Asakawa K, Toyoshima KE, Ishibashi N, Tobe H, Iwadate A, Kanayama T, Hasegawa T, Nakao K, Toki H, Noguchi S, Ogawa M, Sato A, & Tsuji T published work in Nature last May, 2012, demonstrating a technique whereby they’ve been able to bio-engineer functional hair follicles that exhibit a normal growth cycle from stem cells taken from existing hair follicles.
To demonstrate that the bio-engineered hair follicles functioned like real hair follicles, they employed a widely used hair transplant technique called follicle unit transplantation, or FUT, to transplant these bio-engineered hair follicles into the scalp of mice. Not only did the transplanted hair follicles exhibit the normal growth cycle of hair follicles, they also grew the correct type of hair and at the correct orientation as a function of the transplanted location.

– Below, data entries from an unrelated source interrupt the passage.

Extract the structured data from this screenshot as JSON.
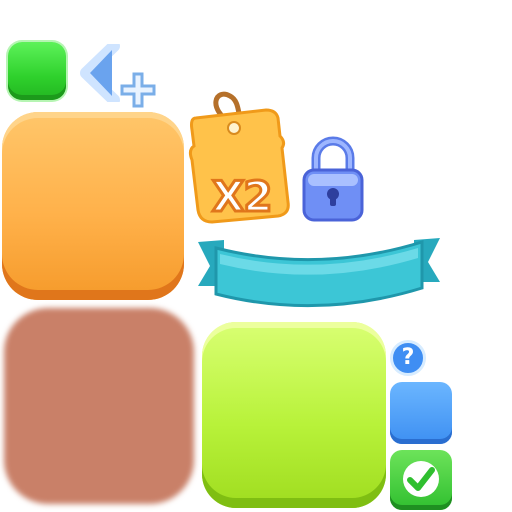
{
  "badges": {
    "multiplier_label": "X2",
    "help_glyph": "?"
  },
  "icons": [
    "green-square-button",
    "back-arrow-icon",
    "plus-icon",
    "multiplier-tag-icon",
    "lock-icon",
    "ribbon-banner",
    "help-icon",
    "blue-square-button",
    "checkmark-icon"
  ],
  "colors": {
    "orange_tile": "#ffb14a",
    "lime_tile": "#b8f23a",
    "green_button": "#2fd12c",
    "blue_button": "#3d8ff2",
    "ribbon": "#3cc6d6",
    "lock": "#6f8ff5",
    "brown_tile": "#c98068"
  }
}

In short, we can now, in principle, bio-engineer our own fully functional hair follicles based on our own DNA. When asked how soon a practical hair replacement treatment could come out of this work, the research team said they hoped clinical trials could begin within three to five years, and, if that happens, they think a practical bio-engineered based surgical hair replacement treatment procedure could exist within a decade.